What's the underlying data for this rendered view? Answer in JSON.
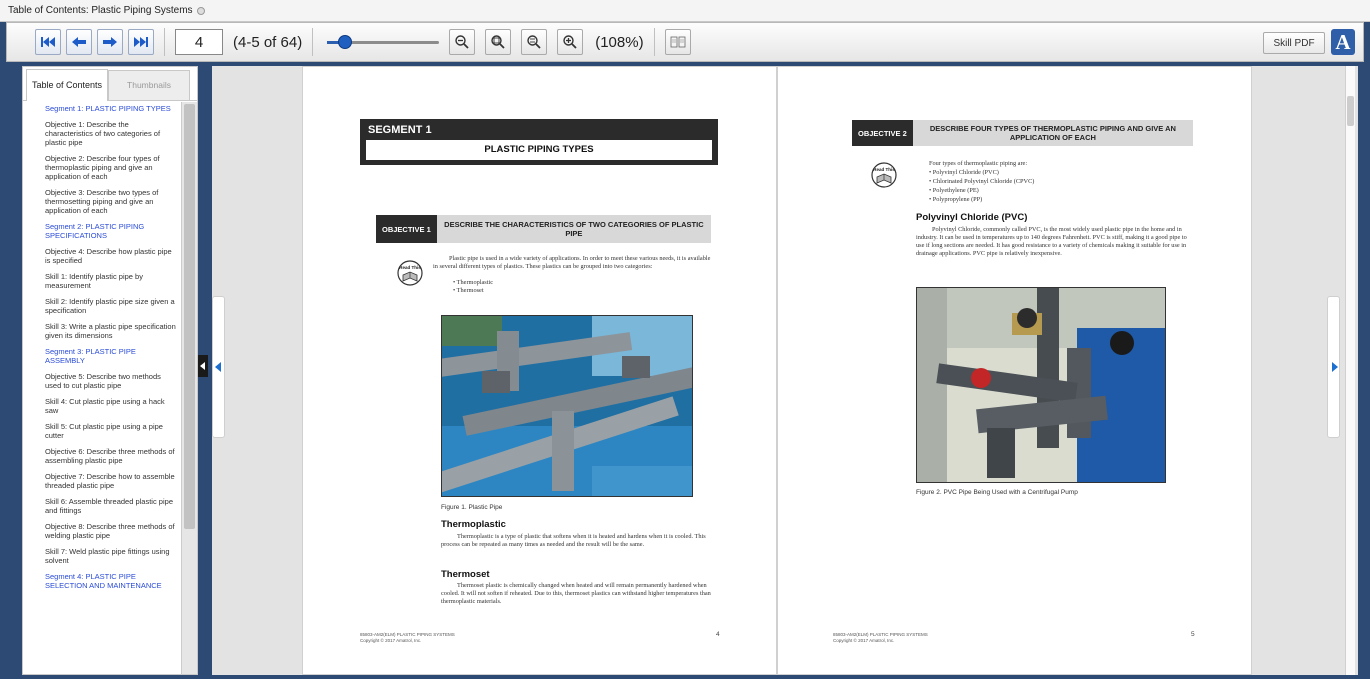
{
  "window": {
    "title": "Table of Contents: Plastic Piping Systems"
  },
  "toolbar": {
    "page_input": "4",
    "page_count": "(4-5 of 64)",
    "zoom_level": "(108%)",
    "zoom_slider_fraction": 0.16,
    "skill_pdf_label": "Skill PDF",
    "accessibility_label": "A",
    "nav_icons": [
      "first-page-icon",
      "previous-page-icon",
      "next-page-icon",
      "last-page-icon"
    ],
    "zoom_icons": [
      "zoom-out-icon",
      "zoom-fit-width-icon",
      "zoom-fit-page-icon",
      "zoom-in-icon"
    ],
    "view_icon": "two-page-view-icon",
    "accent_color": "#1f5fc0"
  },
  "sidebar": {
    "tabs": [
      {
        "label": "Table of Contents",
        "active": true
      },
      {
        "label": "Thumbnails",
        "active": false
      }
    ],
    "toc": [
      {
        "label": "Segment 1: PLASTIC PIPING TYPES",
        "segment": true
      },
      {
        "label": "Objective 1: Describe the characteristics of two categories of plastic pipe",
        "segment": false
      },
      {
        "label": "Objective 2: Describe four types of thermoplastic piping and give an application of each",
        "segment": false
      },
      {
        "label": "Objective 3: Describe two types of thermosetting piping and give an application of each",
        "segment": false
      },
      {
        "label": "Segment 2: PLASTIC PIPING SPECIFICATIONS",
        "segment": true
      },
      {
        "label": "Objective 4: Describe how plastic pipe is specified",
        "segment": false
      },
      {
        "label": "Skill 1: Identify plastic pipe by measurement",
        "segment": false
      },
      {
        "label": "Skill 2: Identify plastic pipe size given a specification",
        "segment": false
      },
      {
        "label": "Skill 3: Write a plastic pipe specification given its dimensions",
        "segment": false
      },
      {
        "label": "Segment 3: PLASTIC PIPE ASSEMBLY",
        "segment": true
      },
      {
        "label": "Objective 5: Describe two methods used to cut plastic pipe",
        "segment": false
      },
      {
        "label": "Skill 4: Cut plastic pipe using a hack saw",
        "segment": false
      },
      {
        "label": "Skill 5: Cut plastic pipe using a pipe cutter",
        "segment": false
      },
      {
        "label": "Objective 6: Describe three methods of assembling plastic pipe",
        "segment": false
      },
      {
        "label": "Objective 7: Describe how to assemble threaded plastic pipe",
        "segment": false
      },
      {
        "label": "Skill 6: Assemble threaded plastic pipe and fittings",
        "segment": false
      },
      {
        "label": "Objective 8: Describe three methods of welding plastic pipe",
        "segment": false
      },
      {
        "label": "Skill 7: Weld plastic pipe fittings using solvent",
        "segment": false
      },
      {
        "label": "Segment 4: PLASTIC PIPE SELECTION AND MAINTENANCE",
        "segment": true
      }
    ]
  },
  "left_page": {
    "segment_number": "SEGMENT 1",
    "segment_title": "PLASTIC PIPING TYPES",
    "objective_tag": "OBJECTIVE 1",
    "objective_text": "DESCRIBE THE CHARACTERISTICS OF TWO CATEGORIES OF PLASTIC PIPE",
    "read_icon": "read-this-book-icon",
    "intro": "Plastic pipe is used in a wide variety of applications. In order to meet these various needs, it is available in several different types of plastics. These plastics can be grouped into two categories:",
    "bullets": [
      "• Thermoplastic",
      "• Thermoset"
    ],
    "figure_caption": "Figure 1.   Plastic Pipe",
    "heading_1": "Thermoplastic",
    "para_1": "Thermoplastic is a type of plastic that softens when it is heated and hardens when it is cooled. This process can be repeated as many times as needed and the result will be the same.",
    "heading_2": "Thermoset",
    "para_2": "Thermoset plastic is chemically changed when heated and will remain permanently hardened when cooled. It will not soften if reheated. Due to this, thermoset plastics can withstand higher temperatures than thermoplastic materials.",
    "footer_line1": "85803-AM2(ELM)   PLASTIC PIPING SYSTEMS",
    "footer_line2": "Copyright © 2017 Amatrol, Inc.",
    "page_number": "4"
  },
  "right_page": {
    "objective_tag": "OBJECTIVE 2",
    "objective_text": "DESCRIBE FOUR TYPES OF THERMOPLASTIC PIPING AND GIVE AN APPLICATION OF EACH",
    "read_icon": "read-this-book-icon",
    "intro": "Four types of thermoplastic piping are:",
    "bullets": [
      "• Polyvinyl Chloride (PVC)",
      "• Chlorinated Polyvinyl Chloride (CPVC)",
      "• Polyethylene (PE)",
      "• Polypropylene (PP)"
    ],
    "heading_1": "Polyvinyl Chloride (PVC)",
    "para_1": "Polyvinyl Chloride, commonly called PVC, is the most widely used plastic pipe in the home and in industry. It can be used in temperatures up to 140 degrees Fahrenheit. PVC is stiff, making it a good pipe to use if long sections are needed. It has good resistance to a variety of chemicals making it suitable for use in drainage applications. PVC pipe is relatively inexpensive.",
    "figure_caption": "Figure 2.   PVC Pipe Being Used with a Centrifugal Pump",
    "footer_line1": "85803-AM2(ELM)   PLASTIC PIPING SYSTEMS",
    "footer_line2": "Copyright © 2017 Amatrol, Inc.",
    "page_number": "5"
  }
}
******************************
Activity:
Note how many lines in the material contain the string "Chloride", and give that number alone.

Task result:
4